This monument includes two stone circles located on a gravel river terrace at the head of the College Valley. The visible stones form a ruinous circle to the south whilst a group of outlying stones lie to the north. At least seven stones are recumbent. A further six stones associated with the northern group have been located below ground by probing. The evidence thus acquired suggests that the monument originally took the form of two closely spaced stone circles. The maximum height of the stones is 1m and several of them exhibit small chock stones wedged around their bases in order to keep them upright. This would suggest that they are still in their original position. The southern circle has a diameter of 61m by 42.7m with an average interval of 16m-20m between each stone, including those found by probing. The northern group measures about 60m by 45m. The whole site is overlain by ridge and furrow, indicating that this field has been ploughed in medieval times. It was during this period that many of the stones may have been disturbed.

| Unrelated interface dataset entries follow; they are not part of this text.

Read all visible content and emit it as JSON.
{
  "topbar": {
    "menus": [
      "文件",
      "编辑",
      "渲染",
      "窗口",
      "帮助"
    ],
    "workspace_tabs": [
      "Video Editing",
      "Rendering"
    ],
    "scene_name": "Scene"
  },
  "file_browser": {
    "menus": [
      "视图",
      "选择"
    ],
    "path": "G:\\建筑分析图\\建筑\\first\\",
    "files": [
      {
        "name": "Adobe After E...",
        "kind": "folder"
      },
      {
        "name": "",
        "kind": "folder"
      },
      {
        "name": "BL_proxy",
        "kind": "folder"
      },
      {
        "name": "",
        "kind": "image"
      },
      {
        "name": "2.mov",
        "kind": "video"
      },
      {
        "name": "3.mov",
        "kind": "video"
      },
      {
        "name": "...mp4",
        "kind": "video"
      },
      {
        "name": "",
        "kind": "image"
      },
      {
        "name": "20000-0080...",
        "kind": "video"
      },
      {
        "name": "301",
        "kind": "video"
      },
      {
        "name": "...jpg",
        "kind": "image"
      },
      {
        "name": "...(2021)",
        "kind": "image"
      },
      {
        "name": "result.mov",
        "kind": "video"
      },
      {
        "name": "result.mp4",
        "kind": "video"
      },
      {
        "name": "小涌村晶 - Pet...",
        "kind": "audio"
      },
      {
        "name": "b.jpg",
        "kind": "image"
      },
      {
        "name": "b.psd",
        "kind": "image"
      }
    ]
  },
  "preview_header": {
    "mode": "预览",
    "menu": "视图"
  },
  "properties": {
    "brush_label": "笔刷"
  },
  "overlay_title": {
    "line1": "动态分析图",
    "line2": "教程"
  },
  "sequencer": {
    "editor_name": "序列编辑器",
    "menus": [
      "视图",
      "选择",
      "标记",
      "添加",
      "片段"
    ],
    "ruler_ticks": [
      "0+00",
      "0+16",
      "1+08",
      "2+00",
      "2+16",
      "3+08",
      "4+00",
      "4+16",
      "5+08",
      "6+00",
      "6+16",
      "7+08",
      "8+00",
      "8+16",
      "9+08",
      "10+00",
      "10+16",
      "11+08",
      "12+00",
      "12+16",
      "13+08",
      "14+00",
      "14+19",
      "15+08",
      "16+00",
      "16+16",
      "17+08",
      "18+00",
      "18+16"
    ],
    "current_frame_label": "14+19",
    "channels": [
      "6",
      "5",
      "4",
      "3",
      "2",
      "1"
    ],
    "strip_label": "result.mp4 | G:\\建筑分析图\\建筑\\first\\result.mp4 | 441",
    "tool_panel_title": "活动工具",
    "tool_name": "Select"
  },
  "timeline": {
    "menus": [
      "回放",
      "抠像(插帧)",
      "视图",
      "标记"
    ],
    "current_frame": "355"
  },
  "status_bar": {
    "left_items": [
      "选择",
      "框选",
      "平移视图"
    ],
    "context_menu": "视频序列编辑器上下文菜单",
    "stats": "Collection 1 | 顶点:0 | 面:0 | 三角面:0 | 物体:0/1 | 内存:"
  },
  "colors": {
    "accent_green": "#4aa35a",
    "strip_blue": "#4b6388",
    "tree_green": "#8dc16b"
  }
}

MAP EXTRACT The site of the monument is shown on the attached map extract. It includes a 2 metre boundary around the archaeological features, considered to be essential for the monument's support and preservation.

Selected Sources

Books and journals
Topping, P, 'Northern Archaeology' in Hethpool Stone Circle, (1981), 3-10
Topping, P, 'Northern Archaeology' in Hethpool Stone Circle, (1981), 3-10

National Grid Reference: NT 89266 27835

Map

Map
© Crown Copyright and database right 2017. All rights reserved. Ordnance Survey Licence number 100024900.
© British Crown and SeaZone Solutions Limited 2017. All rights reserved. Licence number 102006.006.
Use of this data is subject to Terms and Conditions.

The above map is for quick reference purposes only and may not be to scale. For a copy of the full scale map, please see the attached PDF - 1010332 .pdf

The PDF will be generated from our live systems and may take a few minutes to download depending on how busy our servers are. We apologise for this delay.

This copy shows the entry on 24-Nov-2017 at 12:23:45.

End of official listing